Just before leaving for a three-week vacation, I took some photos of a fungus covering a fallen dead hardwood tree. While I was in California, I watched a video by a charismatic fungal enthusiastic, Adam Haritan, who made it clear that my fungus was either Turkey Tail or a Turkey Tail look-alike and that the only way to know for sure would be to examine its underside.
If the underside was white and had tiny pores, my fungus was trametes versicolor, commonly known as “Turkey Tail.” If it was more beige and smooth, it was stereum ostrea with the pitiable moniker “False Turkey Tail.” If it was slightly purple and had a toothy structure, it was trichaptum biforme – “Violet Toothed Polypore.”
During the three weeks, I realized two things: 1) that I was subconsciously rooting for my fungus to be what mycologists call true Turkey Tail and 2) how prejudiced I was being. After all, “False Turkey Tail” was so-named only because of its resemblance to the topside of trametes versicolor, not because it had some nefarious motives as an imposter. And besides, Turkey Tail itself was named because of its resemblance to an actual turkey’s tail. And the poor Violet Toothed Polypore, which is in fact the most common of the three species, had the role of a third child, mentioned for its relationship to the other two.
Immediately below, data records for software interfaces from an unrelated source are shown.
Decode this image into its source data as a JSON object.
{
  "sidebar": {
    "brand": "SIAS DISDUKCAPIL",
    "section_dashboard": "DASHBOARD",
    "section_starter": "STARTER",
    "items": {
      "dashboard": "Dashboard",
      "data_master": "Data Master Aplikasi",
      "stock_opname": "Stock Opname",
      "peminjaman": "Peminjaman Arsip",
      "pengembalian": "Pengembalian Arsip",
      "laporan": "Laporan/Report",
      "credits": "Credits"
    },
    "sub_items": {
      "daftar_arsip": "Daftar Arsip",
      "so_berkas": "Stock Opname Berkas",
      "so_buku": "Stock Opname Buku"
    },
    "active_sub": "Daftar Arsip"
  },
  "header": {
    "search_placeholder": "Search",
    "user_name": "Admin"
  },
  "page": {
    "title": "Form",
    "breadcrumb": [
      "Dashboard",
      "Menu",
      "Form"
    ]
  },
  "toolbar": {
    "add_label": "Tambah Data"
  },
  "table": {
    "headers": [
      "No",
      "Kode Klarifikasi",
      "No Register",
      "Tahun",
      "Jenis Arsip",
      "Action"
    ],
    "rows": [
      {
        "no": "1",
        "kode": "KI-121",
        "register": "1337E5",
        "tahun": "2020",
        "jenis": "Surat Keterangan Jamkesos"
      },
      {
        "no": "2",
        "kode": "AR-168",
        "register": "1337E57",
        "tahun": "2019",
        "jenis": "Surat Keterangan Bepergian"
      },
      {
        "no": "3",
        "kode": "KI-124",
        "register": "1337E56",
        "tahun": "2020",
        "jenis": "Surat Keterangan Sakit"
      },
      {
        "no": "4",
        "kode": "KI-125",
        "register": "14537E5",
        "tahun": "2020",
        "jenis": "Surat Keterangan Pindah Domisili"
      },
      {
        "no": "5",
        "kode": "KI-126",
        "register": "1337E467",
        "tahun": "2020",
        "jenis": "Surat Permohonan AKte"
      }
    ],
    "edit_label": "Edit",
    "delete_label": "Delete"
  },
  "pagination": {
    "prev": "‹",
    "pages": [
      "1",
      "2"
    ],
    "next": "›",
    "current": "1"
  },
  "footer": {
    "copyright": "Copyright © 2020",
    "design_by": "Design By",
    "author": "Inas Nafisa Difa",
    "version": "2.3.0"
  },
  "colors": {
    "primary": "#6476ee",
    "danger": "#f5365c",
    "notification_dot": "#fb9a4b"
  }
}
When I arrived home, I headed to the log in question, picked off a piece of the overlapping fungus and flipped it over. It was clearly violet and toothy. As I celebrated the identification of Violet Toothed Polypore, I felt a tinge of disappoinment in myself for feeling a tinge of disappointment that it was not true Turkey Tail.